A new International Finance Fund, a surge in certificate applications for Screen Australia

Screen Australia has a couple of dead practical announcements to help focus the minds of producers.

The various markets have traditionally been the key planks in any global finance or sales strategy as legions of sales agents, distributors and broadcast reps prowl the booths. Screen Australia supports producers to play that game too with modest amounts of money.

Now that system is in transition; the traditional markets have been contracting anyway, and the pandemic has replaced them with a cobbled-together system of online connections.

So Screen Australia has shifted sideways to offer the International Finance Fund, described as ‘a new fund to support Australian projects with a very high level of global commercial appeal to leverage international partnerships and finance’.

It will finance mentorship and advice, consultations and workshops on pitching, and – most important – the creation of marketing and pitching tools. In other words, snappy and incisive marketing collateral. Going online really sets the bar higher while film festivals are demanding more and more shiny assets to help them market films to their subscribers. 

At the same time, this support is more bespoke and project specific, and less anchored to any particular market. 

We can expect all of this to remain vital after we find a new version of normal.

There is an important background reason for this fund: the industry still figures it can hit the marketplace early and fulfill the rising demand as the pandemic stretches on and on. The situation in Victoria won’t be helping the national image as clean, funky and virus free, although Film Victoria has just confirmed that screen production is seen as as vital activity so crew will be given the special pass to get to work. 

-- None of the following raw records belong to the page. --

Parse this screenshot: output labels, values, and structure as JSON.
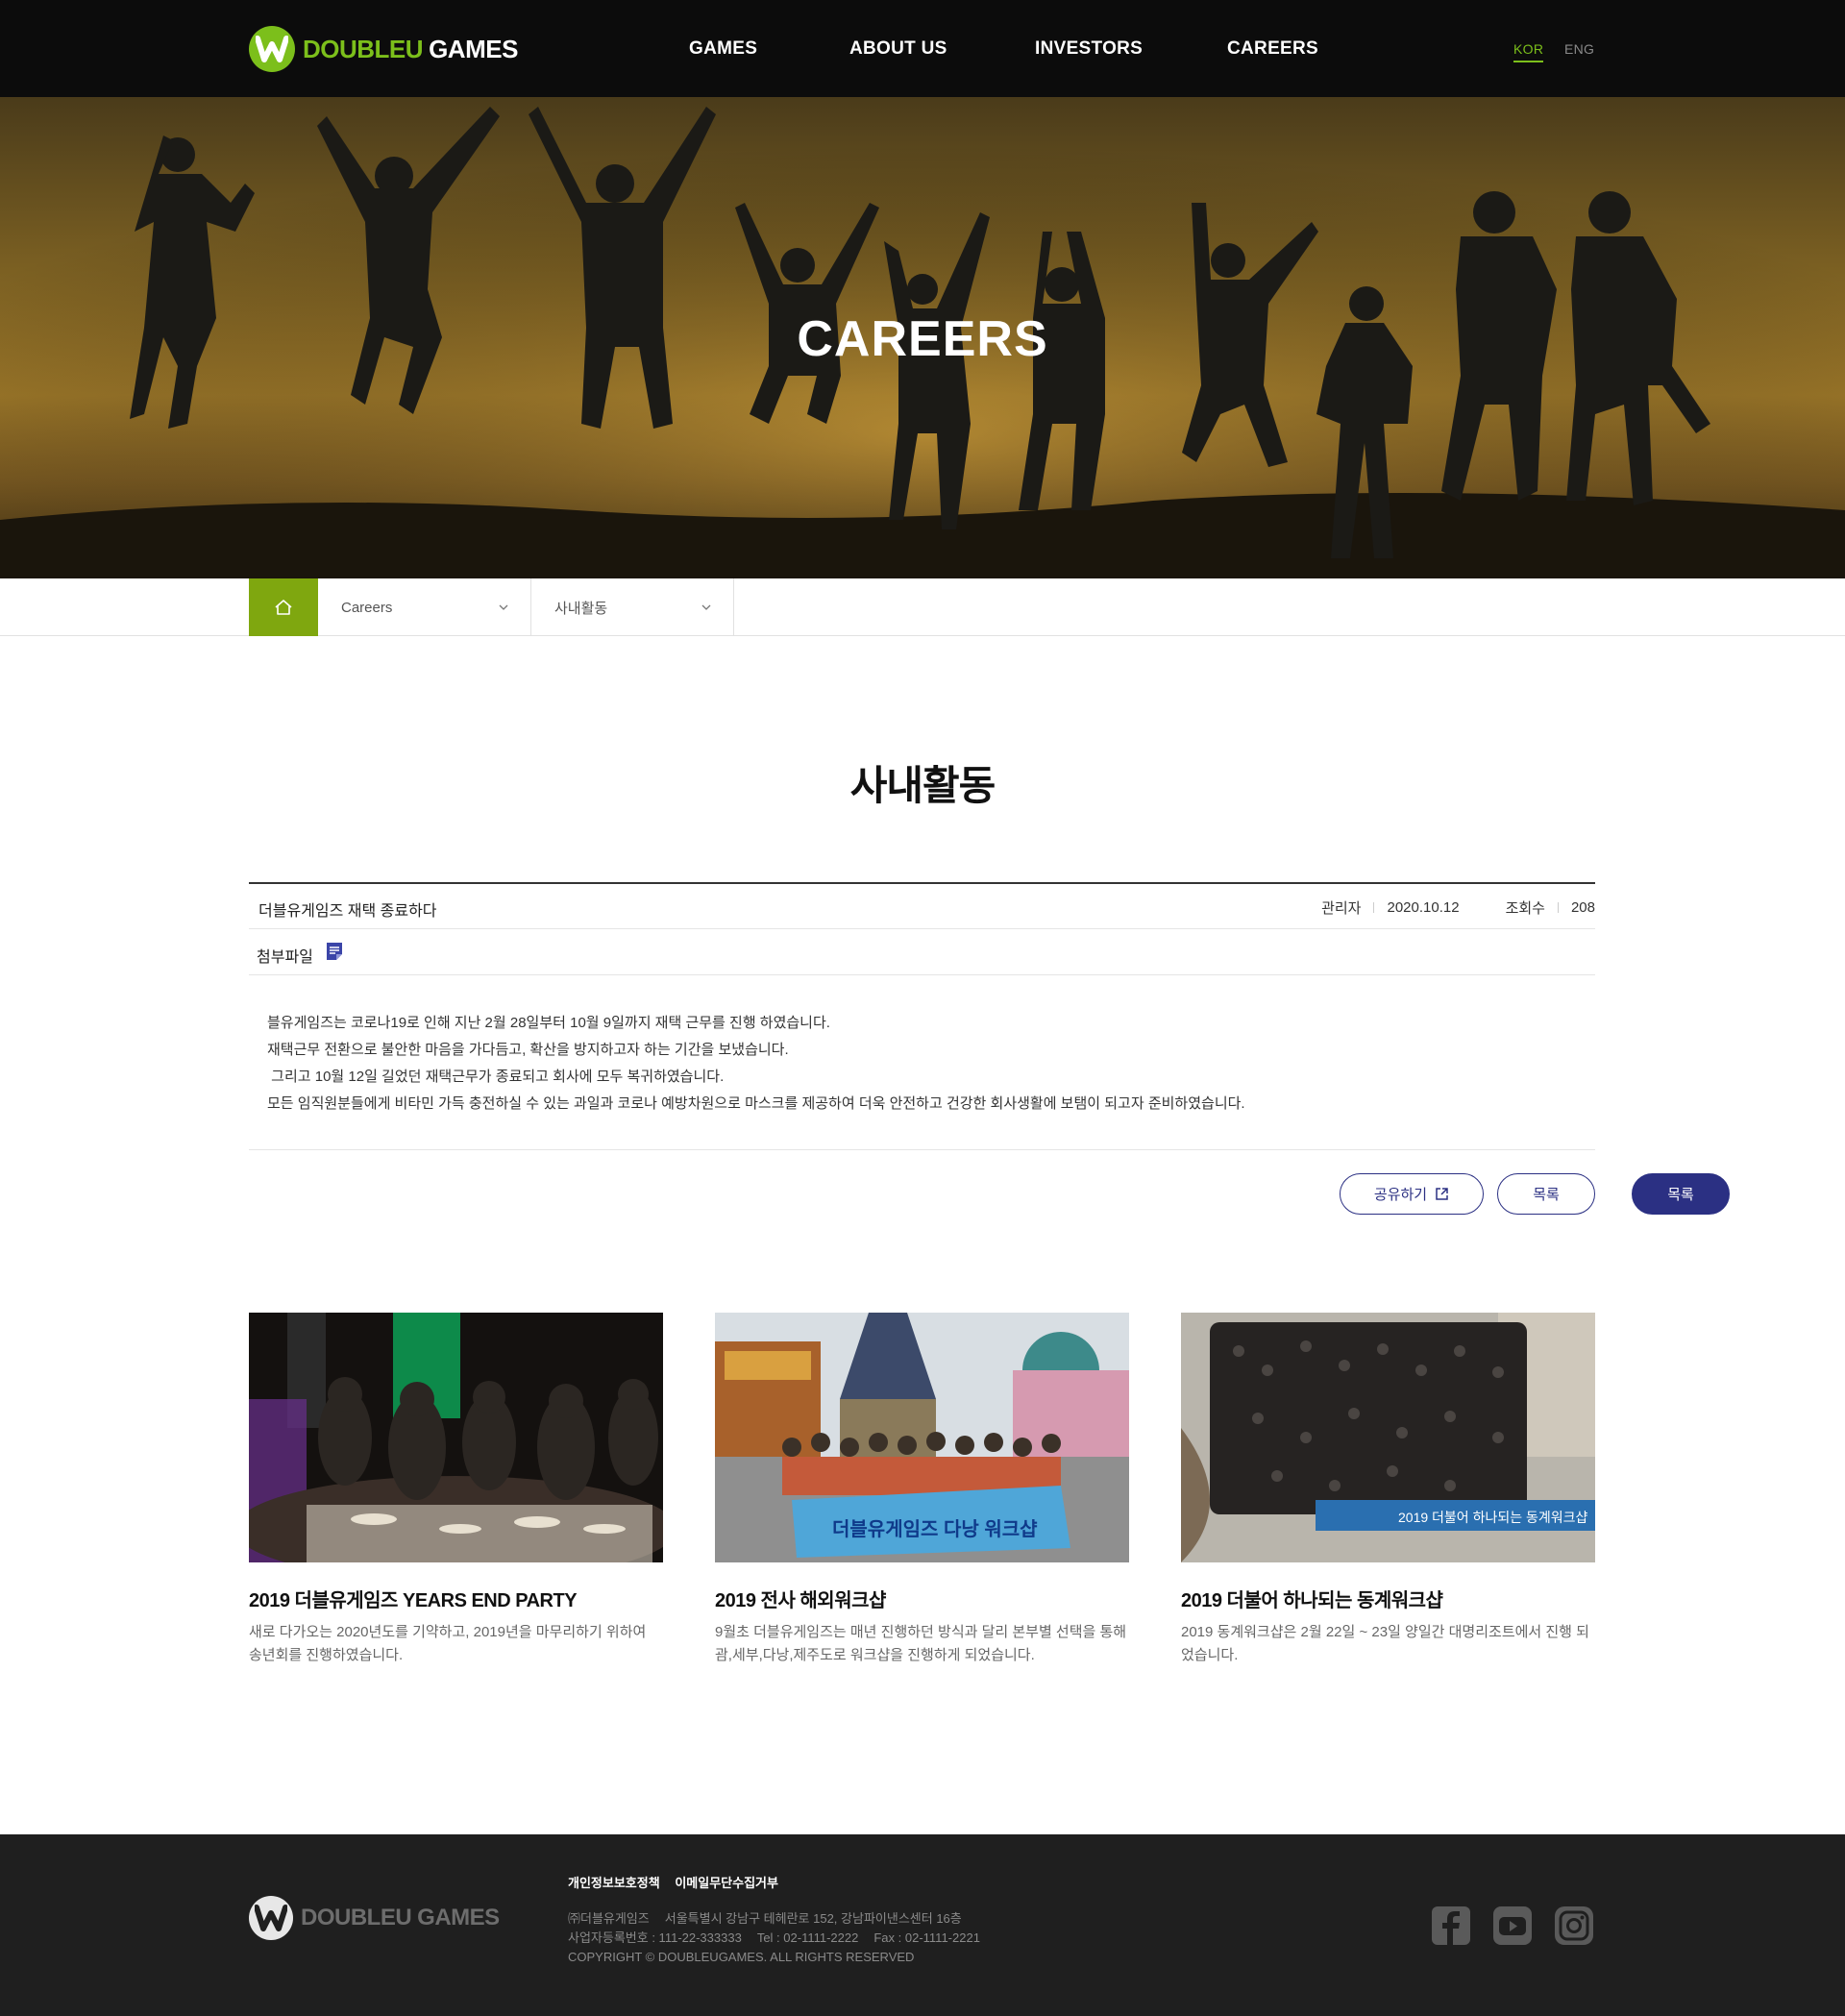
{
  "header": {
    "logo": {
      "brand": "DOUBLEU",
      "brand2": "GAMES"
    },
    "nav": [
      "GAMES",
      "ABOUT US",
      "INVESTORS",
      "CAREERS"
    ],
    "lang": {
      "kor": "KOR",
      "eng": "ENG"
    }
  },
  "hero": {
    "title": "CAREERS"
  },
  "breadcrumb": {
    "level1": "Careers",
    "level2": "사내활동"
  },
  "page": {
    "title": "사내활동"
  },
  "post": {
    "title": "더블유게임즈 재택 종료하다",
    "author": "관리자",
    "date": "2020.10.12",
    "views_label": "조회수",
    "views": "208",
    "attach_label": "첨부파일",
    "body": [
      "블유게임즈는 코로나19로 인해 지난 2월 28일부터 10월 9일까지 재택 근무를 진행 하였습니다.",
      "재택근무 전환으로 불안한 마음을 가다듬고, 확산을 방지하고자 하는 기간을 보냈습니다.",
      " 그리고 10월 12일 길었던 재택근무가 종료되고 회사에 모두 복귀하였습니다.",
      "모든 임직원분들에게 비타민 가득 충전하실 수 있는 과일과 코로나 예방차원으로 마스크를 제공하여 더욱 안전하고 건강한 회사생활에 보탬이 되고자 준비하였습니다."
    ]
  },
  "buttons": {
    "share": "공유하기",
    "list": "목록",
    "list2": "목록"
  },
  "cards": [
    {
      "title": "2019 더블유게임즈 YEARS END PARTY",
      "desc": "새로 다가오는 2020년도를 기약하고, 2019년을 마무리하기 위하여 송년회를 진행하였습니다."
    },
    {
      "title": "2019 전사 해외워크샵",
      "desc": "9월초 더블유게임즈는 매년 진행하던 방식과 달리 본부별 선택을 통해 괌,세부,다낭,제주도로 워크샵을 진행하게 되었습니다.",
      "banner": "더블유게임즈 다낭 워크샵"
    },
    {
      "title": "2019 더불어 하나되는 동계워크샵",
      "desc": "2019 동계워크샵은 2월 22일 ~ 23일 양일간 대명리조트에서 진행 되었습니다.",
      "banner": "2019 더불어 하나되는 동계워크샵"
    }
  ],
  "footer": {
    "links": [
      "개인정보보호정책",
      "이메일무단수집거부"
    ],
    "company": "㈜더블유게임즈",
    "address": "서울특별시 강남구 테헤란로 152, 강남파이낸스센터 16층",
    "bizno": "사업자등록번호 : 111-22-333333",
    "tel": "Tel : 02-1111-2222",
    "fax": "Fax : 02-1111-2221",
    "copyright": "COPYRIGHT © DOUBLEUGAMES. ALL RIGHTS RESERVED"
  },
  "colors": {
    "accent": "#7cbf1b",
    "home": "#7fa70f",
    "button": "#2b3083"
  },
  "icons": [
    "home-icon",
    "chevron-down-icon",
    "file-icon",
    "external-link-icon",
    "facebook-icon",
    "youtube-icon",
    "instagram-icon"
  ]
}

Screen Australia has more on the fund.

Meanwhile, the Producer Offset and Co-production Unit has put out an announcement which sounds like a cry for help.

‘The Producer Offset and Co-production Unit (POCU) is currently receiving a large volume of applications.’

The minimum times are six weeks for a provisional certificate and 12 for a final.

At the beginning of the financial year producers are trying to get their certificates cleared so they can pay back the loans covering that 40%, which carry high rates of interest, and then close their Special Purpose Vehicles under which the project was made. So the new batches of provisionals collide with the final certificates causing a surge. 

In practice producers are working back from the end of the financial year. They want to deliver and be paid before 30 June, which tells them when they need to start. Unfortunately, those production dates probably put them back under the shadow of Covid. 

David Tiley was the Editor of Screenhub from 2005 until he became Content Lead for Film in 2021 with a special interest in policy. He is a writer in screen media with a long career in educational programs, documentary, and government funding, with a side order in script editing. He values curiosity, humour and objectivity in support of Australian visions and the art of storytelling.